Canadian engineering and construction firm SNC-Lavalin is in takeover talks to purchase UK design, engineering and project management firm WS Atkins in a cash deal worth Can$3.5 billion (£2.08 billion).
In a statement issued on Monday, 3 April, the Montreal-based company confirmed an earlier statement from WS Atkins - issued in response to a sudden surge in the UK company’s share price - that it had received an indicative offer from SNC-Lavalin at an offer price of 2,080p in cash for each Atkins share for the entire issued and to-be-issued share capital of Atkins.

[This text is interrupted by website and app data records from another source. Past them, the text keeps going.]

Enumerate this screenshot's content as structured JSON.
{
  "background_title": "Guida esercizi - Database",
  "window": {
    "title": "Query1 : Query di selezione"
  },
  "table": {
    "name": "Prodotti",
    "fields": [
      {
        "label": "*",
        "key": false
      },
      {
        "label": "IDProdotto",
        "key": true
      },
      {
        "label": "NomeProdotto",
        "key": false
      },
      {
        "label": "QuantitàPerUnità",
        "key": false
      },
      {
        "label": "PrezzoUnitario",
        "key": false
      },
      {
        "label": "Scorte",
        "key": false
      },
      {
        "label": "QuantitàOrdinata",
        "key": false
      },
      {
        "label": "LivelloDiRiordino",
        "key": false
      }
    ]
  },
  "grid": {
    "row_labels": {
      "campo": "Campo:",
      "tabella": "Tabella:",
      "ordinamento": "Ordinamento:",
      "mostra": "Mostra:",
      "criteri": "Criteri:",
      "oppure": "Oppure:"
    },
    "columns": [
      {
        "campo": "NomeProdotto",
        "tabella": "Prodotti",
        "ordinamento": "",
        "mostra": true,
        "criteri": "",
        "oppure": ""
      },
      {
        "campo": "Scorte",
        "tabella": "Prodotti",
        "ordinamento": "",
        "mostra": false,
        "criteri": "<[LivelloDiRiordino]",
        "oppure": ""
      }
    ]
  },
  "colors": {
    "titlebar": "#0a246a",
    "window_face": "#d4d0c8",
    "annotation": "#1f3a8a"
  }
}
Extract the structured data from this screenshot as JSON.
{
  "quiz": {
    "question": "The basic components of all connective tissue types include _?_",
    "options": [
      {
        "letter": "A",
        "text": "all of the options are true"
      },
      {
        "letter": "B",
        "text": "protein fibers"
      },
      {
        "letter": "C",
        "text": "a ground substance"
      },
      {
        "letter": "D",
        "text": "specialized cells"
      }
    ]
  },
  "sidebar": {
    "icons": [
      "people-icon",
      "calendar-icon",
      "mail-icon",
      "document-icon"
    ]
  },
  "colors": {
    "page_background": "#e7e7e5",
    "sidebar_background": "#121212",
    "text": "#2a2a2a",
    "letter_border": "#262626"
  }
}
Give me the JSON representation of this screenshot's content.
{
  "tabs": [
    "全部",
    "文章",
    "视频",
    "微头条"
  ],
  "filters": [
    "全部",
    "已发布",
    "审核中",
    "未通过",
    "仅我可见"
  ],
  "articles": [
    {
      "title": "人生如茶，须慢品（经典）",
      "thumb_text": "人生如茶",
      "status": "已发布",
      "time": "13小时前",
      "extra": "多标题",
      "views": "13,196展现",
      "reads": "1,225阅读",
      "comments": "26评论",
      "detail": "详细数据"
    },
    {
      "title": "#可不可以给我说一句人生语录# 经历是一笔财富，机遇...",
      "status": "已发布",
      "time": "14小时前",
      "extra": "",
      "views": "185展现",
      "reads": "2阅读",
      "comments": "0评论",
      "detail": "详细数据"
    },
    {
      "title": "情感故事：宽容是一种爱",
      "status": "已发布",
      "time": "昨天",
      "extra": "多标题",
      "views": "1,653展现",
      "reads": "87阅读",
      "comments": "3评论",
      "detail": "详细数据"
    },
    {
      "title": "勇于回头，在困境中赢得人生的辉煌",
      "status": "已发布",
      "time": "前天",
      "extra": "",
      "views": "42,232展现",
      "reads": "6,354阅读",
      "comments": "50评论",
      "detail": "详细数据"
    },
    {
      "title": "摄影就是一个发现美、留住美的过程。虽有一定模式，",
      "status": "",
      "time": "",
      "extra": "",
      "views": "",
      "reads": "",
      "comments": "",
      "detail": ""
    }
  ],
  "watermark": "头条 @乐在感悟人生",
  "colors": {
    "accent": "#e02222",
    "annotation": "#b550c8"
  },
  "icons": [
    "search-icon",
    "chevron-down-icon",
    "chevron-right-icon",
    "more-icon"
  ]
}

The statement said that “the offer would deliver value to Atkins shareholders at a level that the Board would be prepared to recommend, subject to reaching agreement on other terms and conditions of the offer.”
On Thursday afternoon April 5, Atkins shares had surged a further 20p to 1,990p, still 90p below the offer price by SNC-Lavalin, but Atkins warned: “There can be no certainty that a firm offer will be made, nor to the terms on which any firm offer might be made.”
SNC-Lavalin confirmed it was in discussions with WS Atkins and that the proposed “transaction would value the company at approximately $3.5 billion”.
SNC-Lavalin says it will finance the acquisition via a Can$1.9 billion facility from Canadian pension fund provider and institutional investor Caisse de dépôt et placement du Québec (CDPQ). This would take the form of $400 million in equity and a $1.5-billion loan secured against the SNC-Lavalin interest in the 108km-long Ontario Highway 407 toll road, in which it has a 17% interest that is said to be worth up to Can$5 billion. The balance would be raised using a mix of additional debt, equity and other financing.
SNC-Lavalin was founded in 1911 and has offices across 50 countries. Its construction division has completed a number of tunnelling projects in Canada and North America and holds a share in the Can$9.1 billion 30-year design-construct-finance-maintain contract to build all 25 stations, trackwork and signalling for the Crosstown LRT project in Toronto, the central section of which runs underground. It is also involved in the construction of Ottawa’s Confederation Line.
The Canadian company recently emerged from a fraud and corruption scandal that saw it served in 2013 with a 10-year ban on bidding World Bank contracts, following what that organisation called the company’s misconduct in relation to a bridge project in Bangladesh. Last year (2016) the bribery case against two former company executives collapsed after the presiding judge ruled that he had serious concerns about wiretap evidence that the prosecution would base its evidence on.
Takeover of a major competitor that is perceived to have a stronger foothold in Europe for SNC-Lavalin is seen as an attractive option for a company that is historically strong in the Americas. Earlier in the year, there were reports in the UK construction press that US consultancy CH2M was exploring a £3 billion merger with Atkins. CH2M expanded into the UK with acquisition of British consultant Halcrow in 2011. Last year Canadian engineering design and engineering company Stantec, completed a US$793 million takeover of USA-based rival MWH Global.
Atkins currently has 155 offices across Europe (60), Africa (13), Asia (9), Australia (4), North America (57) and South America (12).
The original company, WS Atkins and Partners, was established in 1938 by Sir William Atkins in London. Sir William Atkins was awarded the CBE in 1966 and a knighthood ten years later. He died in 1989.
After almost 60 years operating as a private company, Atkins was successfully floated on the London Stock Exchange in 1996. In 2009 Atkins was appointed provider of engineering design services for the London 2012 Olympic Games. In 2013 it celebrated 75 years in business.
The company is involved in a number of nuclear projects around the world, and has, and continues, to be involved in an array of rail and metro projects including: Doha Metro Red Line South, Doha Metro Gold Line, Riyadh Metro, Crossrail tunnel design, Dubai Metro, Cityringen in Copenhagen, HS2 Phase 1, Norway’s high-speed rail program, the London Bond Street station upgrade, the Kuwait Metro, Mecca Metro, Citybanan in Stockholm, the Shatin to Central Link cross-Harbour section, and many others.